> **WHAT THE EXERCISE ASKS**: In full and without alteration, print the records below, minus any images.
[[ SUPPLIED INFORMATION open ]]
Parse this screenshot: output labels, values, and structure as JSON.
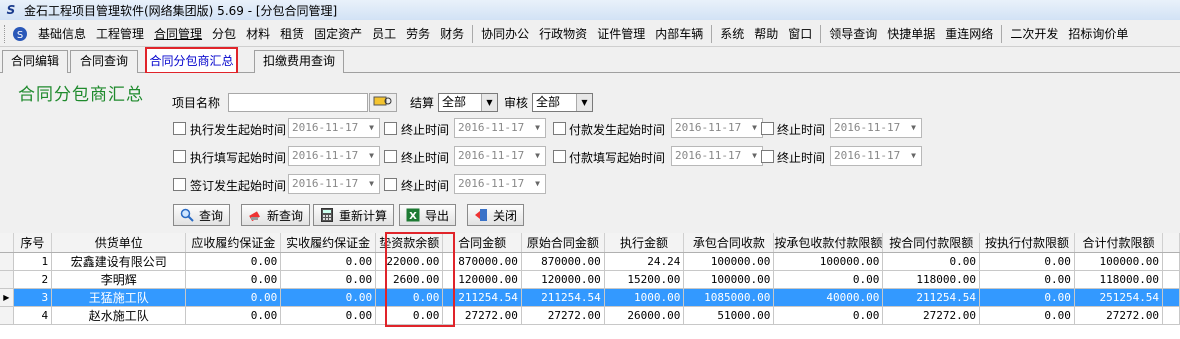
{
  "window": {
    "title": "金石工程项目管理软件(网络集团版) 5.69 - [分包合同管理]"
  },
  "menu": [
    "基础信息",
    "工程管理",
    "合同管理",
    "分包",
    "材料",
    "租赁",
    "固定资产",
    "员工",
    "劳务",
    "财务",
    "协同办公",
    "行政物资",
    "证件管理",
    "内部车辆",
    "系统",
    "帮助",
    "窗口",
    "领导查询",
    "快捷单据",
    "重连网络",
    "二次开发",
    "招标询价单"
  ],
  "tabs": [
    "合同编辑",
    "合同查询",
    "合同分包商汇总",
    "扣缴费用查询"
  ],
  "panel": {
    "title": "合同分包商汇总",
    "project_label": "项目名称",
    "settle_label": "结算",
    "settle_value": "全部",
    "audit_label": "审核",
    "audit_value": "全部",
    "date_value": "2016-11-17",
    "row1": {
      "a": "执行发生起始时间",
      "b": "终止时间",
      "c": "付款发生起始时间",
      "d": "终止时间"
    },
    "row2": {
      "a": "执行填写起始时间",
      "b": "终止时间",
      "c": "付款填写起始时间",
      "d": "终止时间"
    },
    "row3": {
      "a": "签订发生起始时间",
      "b": "终止时间"
    }
  },
  "buttons": {
    "query": "查询",
    "new_query": "新查询",
    "recalc": "重新计算",
    "export": "导出",
    "close": "关闭"
  },
  "grid": {
    "headers": [
      "序号",
      "供货单位",
      "应收履约保证金",
      "实收履约保证金",
      "垫资款余额",
      "合同金额",
      "原始合同金额",
      "执行金额",
      "承包合同收款",
      "按承包收款付款限额",
      "按合同付款限额",
      "按执行付款限额",
      "合计付款限额"
    ],
    "rows": [
      [
        "1",
        "宏鑫建设有限公司",
        "0.00",
        "0.00",
        "22000.00",
        "870000.00",
        "870000.00",
        "24.24",
        "100000.00",
        "100000.00",
        "0.00",
        "0.00",
        "100000.00"
      ],
      [
        "2",
        "李明辉",
        "0.00",
        "0.00",
        "2600.00",
        "120000.00",
        "120000.00",
        "15200.00",
        "100000.00",
        "0.00",
        "118000.00",
        "0.00",
        "118000.00"
      ],
      [
        "3",
        "王猛施工队",
        "0.00",
        "0.00",
        "0.00",
        "211254.54",
        "211254.54",
        "1000.00",
        "1085000.00",
        "40000.00",
        "211254.54",
        "0.00",
        "251254.54"
      ],
      [
        "4",
        "赵水施工队",
        "0.00",
        "0.00",
        "0.00",
        "27272.00",
        "27272.00",
        "26000.00",
        "51000.00",
        "0.00",
        "27272.00",
        "0.00",
        "27272.00"
      ]
    ],
    "selected_row": 2
  },
  "colors": {
    "accent": "#3399ff",
    "highlight": "#e0242a",
    "title_green": "#1f8a2d"
  }
}
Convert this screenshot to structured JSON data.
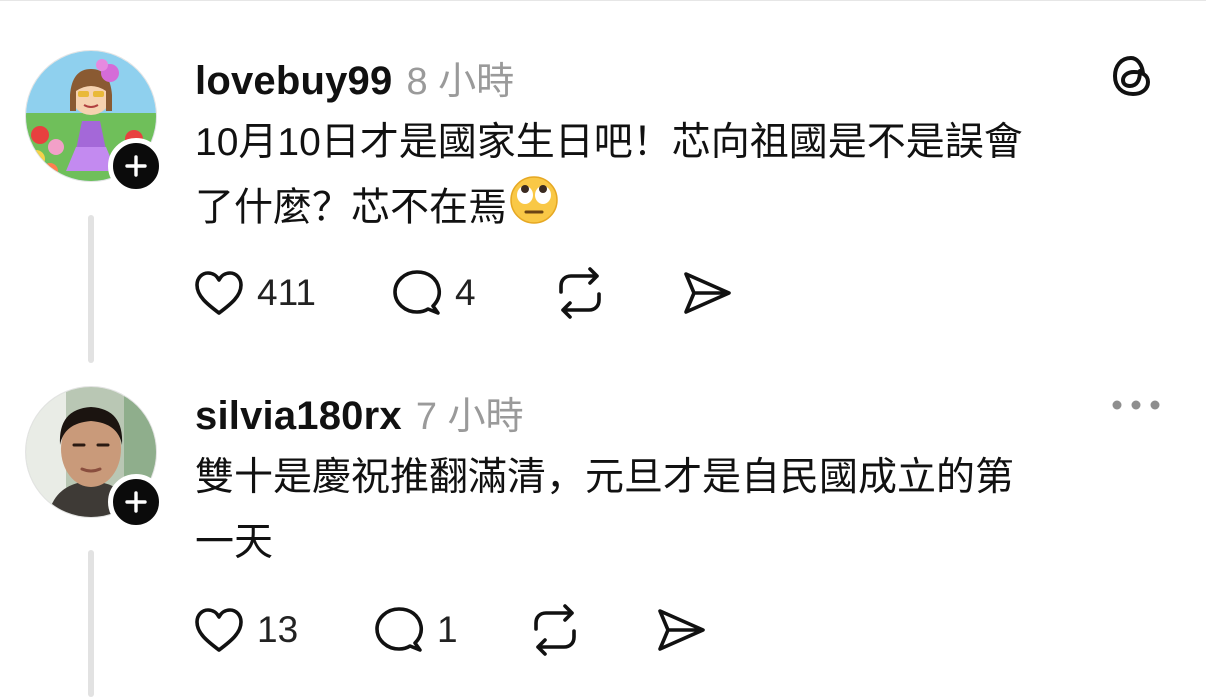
{
  "app": {
    "logo_icon": "threads-logo-icon"
  },
  "colors": {
    "text": "#111111",
    "muted": "#9a9a9a",
    "follow_badge": "#0b0b0b",
    "thread_line": "#e2e2e2"
  },
  "posts": [
    {
      "username": "lovebuy99",
      "timestamp": "8 小時",
      "text_line1": "10月10日才是國家生日吧！芯向祖國是不是誤會",
      "text_line2": "了什麼？芯不在焉",
      "emoji": "face-with-rolling-eyes",
      "likes": "411",
      "replies": "4"
    },
    {
      "username": "silvia180rx",
      "timestamp": "7 小時",
      "text_line1": "雙十是慶祝推翻滿清，元旦才是自民國成立的第",
      "text_line2": "一天",
      "likes": "13",
      "replies": "1"
    }
  ]
}
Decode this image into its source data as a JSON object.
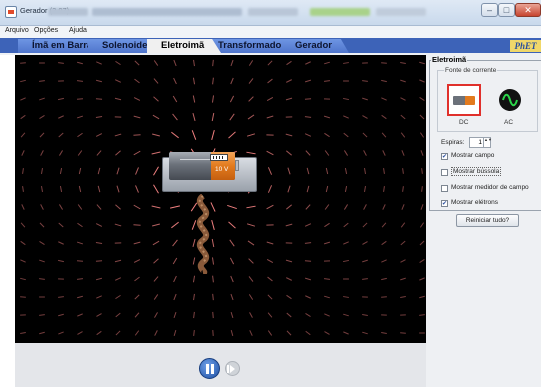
{
  "window": {
    "title": "Gerador (2.07)",
    "minimize": "–",
    "maximize": "□",
    "close": "✕"
  },
  "menu": [
    "Arquivo",
    "Opções",
    "Ajuda"
  ],
  "tabs": [
    {
      "label": "Ímã em Barra",
      "selected": false
    },
    {
      "label": "Solenoide",
      "selected": false
    },
    {
      "label": "Eletroimã",
      "selected": true
    },
    {
      "label": "Transformador",
      "selected": false
    },
    {
      "label": "Gerador",
      "selected": false
    }
  ],
  "logo": "PhET",
  "battery": {
    "voltage_label": "10 V"
  },
  "panel": {
    "title": "Eletroimã",
    "source_group_title": "Fonte de corrente",
    "dc_label": "DC",
    "ac_label": "AC",
    "selected_source": "DC",
    "loops_label": "Espiras:",
    "loops_value": "1",
    "spinner_arrows": "▲▼",
    "checkboxes": [
      {
        "label": "Mostrar campo",
        "checked": true
      },
      {
        "label": "Mostrar bússola",
        "checked": false
      },
      {
        "label": "Mostrar medidor de campo",
        "checked": false
      },
      {
        "label": "Mostrar elétrons",
        "checked": true
      }
    ],
    "reset_label": "Reiniciar tudo?"
  },
  "colors": {
    "tab_bar": "#3d63b8",
    "selected_source_border": "#e0302b",
    "field_arrow": "#ff8888",
    "battery_orange": "#e27a1e",
    "canvas_bg": "#000000"
  },
  "icons": {
    "app": "applet-icon",
    "play": "pause-icon",
    "step": "step-icon",
    "dc": "battery-icon",
    "ac": "ac-sine-icon",
    "check": "✔"
  }
}
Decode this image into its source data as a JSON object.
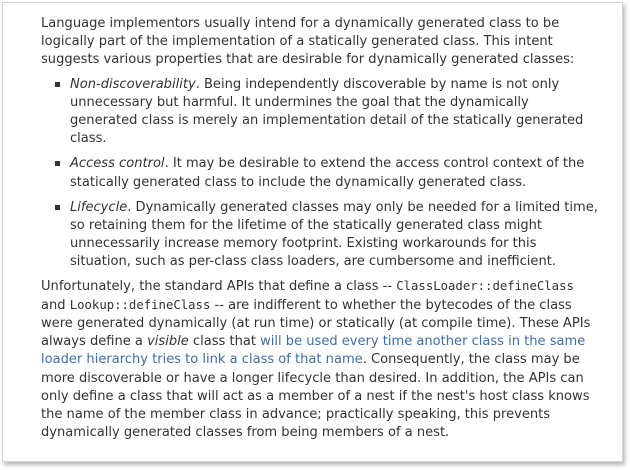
{
  "document": {
    "intro": "Language implementors usually intend for a dynamically generated class to be logically part of the implementation of a statically generated class. This intent suggests various properties that are desirable for dynamically generated classes:",
    "items": [
      {
        "term": "Non-discoverability",
        "text": ". Being independently discoverable by name is not only unnecessary but harmful. It undermines the goal that the dynamically generated class is merely an implementation detail of the statically generated class."
      },
      {
        "term": "Access control",
        "text": ". It may be desirable to extend the access control context of the statically generated class to include the dynamically generated class."
      },
      {
        "term": "Lifecycle",
        "text": ". Dynamically generated classes may only be needed for a limited time, so retaining them for the lifetime of the statically generated class might unnecessarily increase memory footprint. Existing workarounds for this situation, such as per-class class loaders, are cumbersome and inefficient."
      }
    ],
    "final": {
      "part1": "Unfortunately, the standard APIs that define a class -- ",
      "code1": "ClassLoader::defineClass",
      "part2": " and ",
      "code2": "Lookup::defineClass",
      "part3": " -- are indifferent to whether the bytecodes of the class were generated dynamically (at run time) or statically (at compile time). These APIs always define a ",
      "visible": "visible",
      "part4": " class that ",
      "link": "will be used every time another class in the same loader hierarchy tries to link a class of that name",
      "part5": ". Consequently, the class may be more discoverable or have a longer lifecycle than desired. In addition, the APIs can only define a class that will act as a member of a nest if the nest's host class knows the name of the member class in advance; practically speaking, this prevents dynamically generated classes from being members of a nest."
    }
  },
  "colors": {
    "text": "#333333",
    "link": "#3d6fa5",
    "border": "#d4d4d4"
  }
}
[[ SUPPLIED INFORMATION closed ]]
> **SOLVED EXERCISE**:
Parse this screenshot: output labels, values, and structure as JSON.
{
  "window": {
    "title": "金石工程项目管理软件(网络集团版) 5.69 - [分包合同管理]"
  },
  "menu": [
    "基础信息",
    "工程管理",
    "合同管理",
    "分包",
    "材料",
    "租赁",
    "固定资产",
    "员工",
    "劳务",
    "财务",
    "协同办公",
    "行政物资",
    "证件管理",
    "内部车辆",
    "系统",
    "帮助",
    "窗口",
    "领导查询",
    "快捷单据",
    "重连网络",
    "二次开发",
    "招标询价单"
  ],
  "tabs": [
    "合同编辑",
    "合同查询",
    "合同分包商汇总",
    "扣缴费用查询"
  ],
  "panel": {
    "title": "合同分包商汇总",
    "project_label": "项目名称",
    "settle_label": "结算",
    "settle_value": "全部",
    "audit_label": "审核",
    "audit_value": "全部",
    "date_value": "2016-11-17",
    "row1": {
      "a": "执行发生起始时间",
      "b": "终止时间",
      "c": "付款发生起始时间",
      "d": "终止时间"
    },
    "row2": {
      "a": "执行填写起始时间",
      "b": "终止时间",
      "c": "付款填写起始时间",
      "d": "终止时间"
    },
    "row3": {
      "a": "签订发生起始时间",
      "b": "终止时间"
    }
  },
  "buttons": {
    "query": "查询",
    "new_query": "新查询",
    "recalc": "重新计算",
    "export": "导出",
    "close": "关闭"
  },
  "grid": {
    "headers": [
      "序号",
      "供货单位",
      "应收履约保证金",
      "实收履约保证金",
      "垫资款余额",
      "合同金额",
      "原始合同金额",
      "执行金额",
      "承包合同收款",
      "按承包收款付款限额",
      "按合同付款限额",
      "按执行付款限额",
      "合计付款限额"
    ],
    "rows": [
      [
        "1",
        "宏鑫建设有限公司",
        "0.00",
        "0.00",
        "22000.00",
        "870000.00",
        "870000.00",
        "24.24",
        "100000.00",
        "100000.00",
        "0.00",
        "0.00",
        "100000.00"
      ],
      [
        "2",
        "李明辉",
        "0.00",
        "0.00",
        "2600.00",
        "120000.00",
        "120000.00",
        "15200.00",
        "100000.00",
        "0.00",
        "118000.00",
        "0.00",
        "118000.00"
      ],
      [
        "3",
        "王猛施工队",
        "0.00",
        "0.00",
        "0.00",
        "211254.54",
        "211254.54",
        "1000.00",
        "1085000.00",
        "40000.00",
        "211254.54",
        "0.00",
        "251254.54"
      ],
      [
        "4",
        "赵水施工队",
        "0.00",
        "0.00",
        "0.00",
        "27272.00",
        "27272.00",
        "26000.00",
        "51000.00",
        "0.00",
        "27272.00",
        "0.00",
        "27272.00"
      ]
    ],
    "selected_row": 2
  },
  "colors": {
    "accent": "#3399ff",
    "highlight": "#e0242a",
    "title_green": "#1f8a2d"
  }
}
Convert this screenshot to structured JSON data.
{
  "app": {
    "logo_icon": "threads-logo-icon"
  },
  "colors": {
    "text": "#111111",
    "muted": "#9a9a9a",
    "follow_badge": "#0b0b0b",
    "thread_line": "#e2e2e2"
  },
  "posts": [
    {
      "username": "lovebuy99",
      "timestamp": "8 小時",
      "text_line1": "10月10日才是國家生日吧！芯向祖國是不是誤會",
      "text_line2": "了什麼？芯不在焉",
      "emoji": "face-with-rolling-eyes",
      "likes": "411",
      "replies": "4"
    },
    {
      "username": "silvia180rx",
      "timestamp": "7 小時",
      "text_line1": "雙十是慶祝推翻滿清，元旦才是自民國成立的第",
      "text_line2": "一天",
      "likes": "13",
      "replies": "1"
    }
  ]
}
Decode this image into its source data as a JSON object.
{
  "window": {
    "title": "Gerador (2.07)",
    "minimize": "–",
    "maximize": "□",
    "close": "✕"
  },
  "menu": [
    "Arquivo",
    "Opções",
    "Ajuda"
  ],
  "tabs": [
    {
      "label": "Ímã em Barra",
      "selected": false
    },
    {
      "label": "Solenoide",
      "selected": false
    },
    {
      "label": "Eletroimã",
      "selected": true
    },
    {
      "label": "Transformador",
      "selected": false
    },
    {
      "label": "Gerador",
      "selected": false
    }
  ],
  "logo": "PhET",
  "battery": {
    "voltage_label": "10 V"
  },
  "panel": {
    "title": "Eletroimã",
    "source_group_title": "Fonte de corrente",
    "dc_label": "DC",
    "ac_label": "AC",
    "selected_source": "DC",
    "loops_label": "Espiras:",
    "loops_value": "1",
    "spinner_arrows": "▲▼",
    "checkboxes": [
      {
        "label": "Mostrar campo",
        "checked": true
      },
      {
        "label": "Mostrar bússola",
        "checked": false
      },
      {
        "label": "Mostrar medidor de campo",
        "checked": false
      },
      {
        "label": "Mostrar elétrons",
        "checked": true
      }
    ],
    "reset_label": "Reiniciar tudo?"
  },
  "colors": {
    "tab_bar": "#3d63b8",
    "selected_source_border": "#e0302b",
    "field_arrow": "#ff8888",
    "battery_orange": "#e27a1e",
    "canvas_bg": "#000000"
  },
  "icons": {
    "app": "applet-icon",
    "play": "pause-icon",
    "step": "step-icon",
    "dc": "battery-icon",
    "ac": "ac-sine-icon",
    "check": "✔"
  }
}
Decode this image into its source data as a JSON object.
{
  "document": {
    "intro": "Language implementors usually intend for a dynamically generated class to be logically part of the implementation of a statically generated class. This intent suggests various properties that are desirable for dynamically generated classes:",
    "items": [
      {
        "term": "Non-discoverability",
        "text": ". Being independently discoverable by name is not only unnecessary but harmful. It undermines the goal that the dynamically generated class is merely an implementation detail of the statically generated class."
      },
      {
        "term": "Access control",
        "text": ". It may be desirable to extend the access control context of the statically generated class to include the dynamically generated class."
      },
      {
        "term": "Lifecycle",
        "text": ". Dynamically generated classes may only be needed for a limited time, so retaining them for the lifetime of the statically generated class might unnecessarily increase memory footprint. Existing workarounds for this situation, such as per-class class loaders, are cumbersome and inefficient."
      }
    ],
    "final": {
      "part1": "Unfortunately, the standard APIs that define a class -- ",
      "code1": "ClassLoader::defineClass",
      "part2": " and ",
      "code2": "Lookup::defineClass",
      "part3": " -- are indifferent to whether the bytecodes of the class were generated dynamically (at run time) or statically (at compile time). These APIs always define a ",
      "visible": "visible",
      "part4": " class that ",
      "link": "will be used every time another class in the same loader hierarchy tries to link a class of that name",
      "part5": ". Consequently, the class may be more discoverable or have a longer lifecycle than desired. In addition, the APIs can only define a class that will act as a member of a nest if the nest's host class knows the name of the member class in advance; practically speaking, this prevents dynamically generated classes from being members of a nest."
    }
  },
  "colors": {
    "text": "#333333",
    "link": "#3d6fa5",
    "border": "#d4d4d4"
  }
}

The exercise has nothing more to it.